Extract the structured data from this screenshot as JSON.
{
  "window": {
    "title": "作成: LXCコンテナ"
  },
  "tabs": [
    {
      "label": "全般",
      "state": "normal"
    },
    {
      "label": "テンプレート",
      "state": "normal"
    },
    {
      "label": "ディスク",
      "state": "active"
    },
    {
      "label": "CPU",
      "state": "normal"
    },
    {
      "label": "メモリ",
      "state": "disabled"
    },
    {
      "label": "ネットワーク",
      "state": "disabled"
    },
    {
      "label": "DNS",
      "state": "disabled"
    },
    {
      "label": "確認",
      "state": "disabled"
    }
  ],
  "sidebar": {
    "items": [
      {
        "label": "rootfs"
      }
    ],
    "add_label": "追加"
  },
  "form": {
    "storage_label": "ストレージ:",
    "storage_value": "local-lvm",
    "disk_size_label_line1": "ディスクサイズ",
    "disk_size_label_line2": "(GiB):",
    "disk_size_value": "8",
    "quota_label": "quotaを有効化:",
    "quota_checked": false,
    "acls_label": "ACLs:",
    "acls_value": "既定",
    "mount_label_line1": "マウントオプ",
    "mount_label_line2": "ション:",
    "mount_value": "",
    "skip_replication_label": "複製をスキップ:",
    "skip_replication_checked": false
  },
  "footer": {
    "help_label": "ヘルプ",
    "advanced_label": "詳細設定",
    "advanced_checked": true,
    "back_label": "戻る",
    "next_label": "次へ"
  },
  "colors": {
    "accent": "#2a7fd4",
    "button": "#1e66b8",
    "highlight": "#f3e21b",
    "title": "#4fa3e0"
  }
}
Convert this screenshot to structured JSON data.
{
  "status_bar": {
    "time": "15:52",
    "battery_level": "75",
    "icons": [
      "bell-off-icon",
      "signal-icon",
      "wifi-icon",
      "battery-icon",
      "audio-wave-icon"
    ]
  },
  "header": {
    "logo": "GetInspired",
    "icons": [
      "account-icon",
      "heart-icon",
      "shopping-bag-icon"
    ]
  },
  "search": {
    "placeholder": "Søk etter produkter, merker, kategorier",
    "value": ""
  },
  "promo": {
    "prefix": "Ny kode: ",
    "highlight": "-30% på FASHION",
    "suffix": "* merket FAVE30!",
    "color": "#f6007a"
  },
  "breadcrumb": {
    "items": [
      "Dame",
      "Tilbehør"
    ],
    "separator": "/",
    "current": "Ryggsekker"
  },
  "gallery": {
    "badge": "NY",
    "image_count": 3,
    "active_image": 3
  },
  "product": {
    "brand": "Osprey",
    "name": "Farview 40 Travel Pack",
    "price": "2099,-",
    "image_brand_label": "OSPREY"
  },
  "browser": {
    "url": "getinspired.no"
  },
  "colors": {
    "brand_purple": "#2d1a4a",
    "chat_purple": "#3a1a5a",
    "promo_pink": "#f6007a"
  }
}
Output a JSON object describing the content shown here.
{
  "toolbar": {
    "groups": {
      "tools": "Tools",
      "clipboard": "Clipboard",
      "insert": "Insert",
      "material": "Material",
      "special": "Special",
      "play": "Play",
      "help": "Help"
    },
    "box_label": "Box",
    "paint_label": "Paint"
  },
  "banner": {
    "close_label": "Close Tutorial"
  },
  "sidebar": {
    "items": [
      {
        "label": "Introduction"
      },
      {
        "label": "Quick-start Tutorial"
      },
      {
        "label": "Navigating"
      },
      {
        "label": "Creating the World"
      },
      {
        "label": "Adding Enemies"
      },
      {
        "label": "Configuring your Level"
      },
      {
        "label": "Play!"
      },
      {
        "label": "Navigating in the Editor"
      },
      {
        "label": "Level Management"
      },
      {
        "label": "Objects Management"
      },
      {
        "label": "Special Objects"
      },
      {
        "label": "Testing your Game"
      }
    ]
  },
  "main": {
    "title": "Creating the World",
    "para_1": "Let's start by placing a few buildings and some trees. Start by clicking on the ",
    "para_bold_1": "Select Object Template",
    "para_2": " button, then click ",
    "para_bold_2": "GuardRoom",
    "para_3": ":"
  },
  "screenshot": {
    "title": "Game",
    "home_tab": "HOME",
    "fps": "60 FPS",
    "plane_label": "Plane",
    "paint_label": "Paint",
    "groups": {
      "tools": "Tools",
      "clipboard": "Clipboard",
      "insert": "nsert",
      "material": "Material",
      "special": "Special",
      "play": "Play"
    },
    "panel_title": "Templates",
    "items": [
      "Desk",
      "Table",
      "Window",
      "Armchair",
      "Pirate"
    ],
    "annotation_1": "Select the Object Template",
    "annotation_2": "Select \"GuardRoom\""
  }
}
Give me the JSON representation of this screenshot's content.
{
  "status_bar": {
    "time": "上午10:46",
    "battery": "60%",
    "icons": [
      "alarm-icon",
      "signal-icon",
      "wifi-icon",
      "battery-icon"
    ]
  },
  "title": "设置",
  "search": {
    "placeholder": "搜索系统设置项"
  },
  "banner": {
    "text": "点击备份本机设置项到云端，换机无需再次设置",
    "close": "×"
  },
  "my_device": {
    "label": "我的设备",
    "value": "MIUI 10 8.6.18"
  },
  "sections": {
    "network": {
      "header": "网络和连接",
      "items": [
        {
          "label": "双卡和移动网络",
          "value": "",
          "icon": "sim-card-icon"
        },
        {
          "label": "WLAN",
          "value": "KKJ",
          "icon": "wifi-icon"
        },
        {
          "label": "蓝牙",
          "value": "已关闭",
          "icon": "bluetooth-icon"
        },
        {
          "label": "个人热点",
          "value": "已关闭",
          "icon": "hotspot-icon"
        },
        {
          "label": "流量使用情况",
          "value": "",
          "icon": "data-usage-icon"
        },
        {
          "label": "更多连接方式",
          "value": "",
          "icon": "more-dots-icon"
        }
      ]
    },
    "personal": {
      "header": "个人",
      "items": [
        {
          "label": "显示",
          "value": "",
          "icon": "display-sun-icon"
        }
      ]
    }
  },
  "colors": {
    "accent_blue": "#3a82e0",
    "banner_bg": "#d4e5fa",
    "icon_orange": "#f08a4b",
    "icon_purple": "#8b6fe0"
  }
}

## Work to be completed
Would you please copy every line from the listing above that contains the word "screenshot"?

## Exercise solution
Extract the structured data from this screenshot as JSON.
Convert this screenshot to structured JSON data.
  "screenshot": {
Give me the JSON representation of this screenshot's content.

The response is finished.